[Work task]:
Give the number of lines in the entries below that hold "screenshot", with no accompanying words.

START Input for this task

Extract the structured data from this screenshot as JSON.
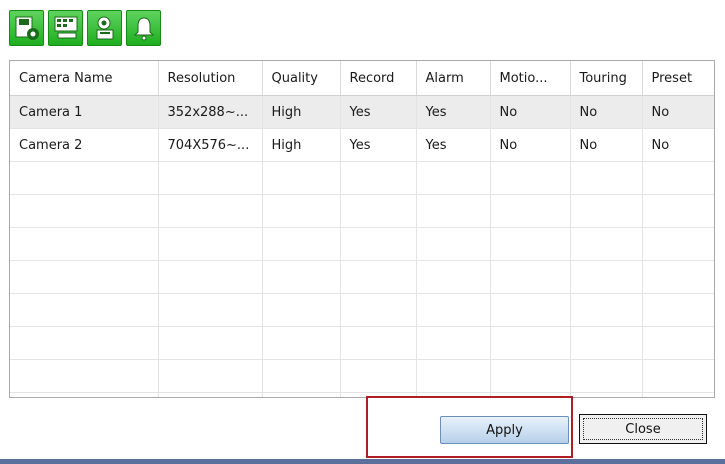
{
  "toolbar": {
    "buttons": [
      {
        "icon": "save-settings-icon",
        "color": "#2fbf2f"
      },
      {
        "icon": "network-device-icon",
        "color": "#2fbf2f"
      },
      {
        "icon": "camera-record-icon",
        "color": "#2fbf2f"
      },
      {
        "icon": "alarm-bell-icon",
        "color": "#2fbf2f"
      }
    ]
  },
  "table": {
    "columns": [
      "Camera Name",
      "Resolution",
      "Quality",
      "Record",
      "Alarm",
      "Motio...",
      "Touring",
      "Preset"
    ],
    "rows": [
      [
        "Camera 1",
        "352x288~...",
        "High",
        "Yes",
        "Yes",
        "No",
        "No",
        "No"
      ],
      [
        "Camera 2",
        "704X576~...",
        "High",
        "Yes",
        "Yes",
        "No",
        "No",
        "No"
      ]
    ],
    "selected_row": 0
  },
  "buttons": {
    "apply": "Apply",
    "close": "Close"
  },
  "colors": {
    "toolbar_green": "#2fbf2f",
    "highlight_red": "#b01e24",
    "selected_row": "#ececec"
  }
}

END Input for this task
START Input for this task

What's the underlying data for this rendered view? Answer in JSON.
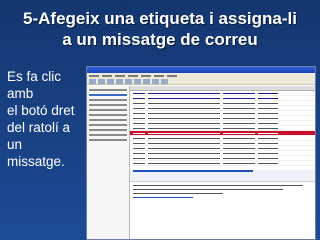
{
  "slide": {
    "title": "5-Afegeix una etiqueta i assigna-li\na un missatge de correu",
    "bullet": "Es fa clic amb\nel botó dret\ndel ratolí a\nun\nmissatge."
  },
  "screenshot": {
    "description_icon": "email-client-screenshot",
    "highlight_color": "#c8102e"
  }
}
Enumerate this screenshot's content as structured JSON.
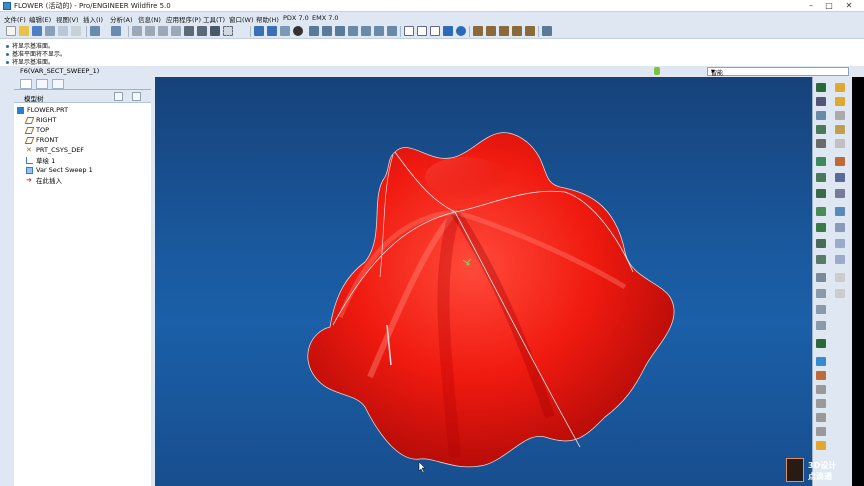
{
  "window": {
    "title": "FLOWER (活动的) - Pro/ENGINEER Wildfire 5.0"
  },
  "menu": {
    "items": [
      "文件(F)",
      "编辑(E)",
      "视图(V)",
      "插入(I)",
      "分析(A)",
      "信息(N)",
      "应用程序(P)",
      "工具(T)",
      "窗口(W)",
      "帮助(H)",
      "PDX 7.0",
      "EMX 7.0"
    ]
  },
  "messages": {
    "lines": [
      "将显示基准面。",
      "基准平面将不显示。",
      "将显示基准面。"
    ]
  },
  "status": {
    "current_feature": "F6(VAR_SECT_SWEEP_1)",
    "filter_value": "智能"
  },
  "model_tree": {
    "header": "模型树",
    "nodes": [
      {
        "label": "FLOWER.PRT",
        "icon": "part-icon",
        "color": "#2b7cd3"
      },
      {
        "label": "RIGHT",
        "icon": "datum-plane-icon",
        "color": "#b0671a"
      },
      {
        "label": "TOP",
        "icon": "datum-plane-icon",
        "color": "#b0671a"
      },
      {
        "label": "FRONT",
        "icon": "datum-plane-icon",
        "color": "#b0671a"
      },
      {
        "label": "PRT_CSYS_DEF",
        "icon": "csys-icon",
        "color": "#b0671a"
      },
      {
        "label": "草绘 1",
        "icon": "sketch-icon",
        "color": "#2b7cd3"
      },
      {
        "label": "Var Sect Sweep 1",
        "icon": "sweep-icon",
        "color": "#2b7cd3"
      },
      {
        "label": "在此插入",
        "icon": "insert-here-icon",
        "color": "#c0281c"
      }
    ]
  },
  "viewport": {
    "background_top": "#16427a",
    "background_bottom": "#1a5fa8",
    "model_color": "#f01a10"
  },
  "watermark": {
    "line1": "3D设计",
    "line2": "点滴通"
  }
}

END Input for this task

[Solved exercise]:
4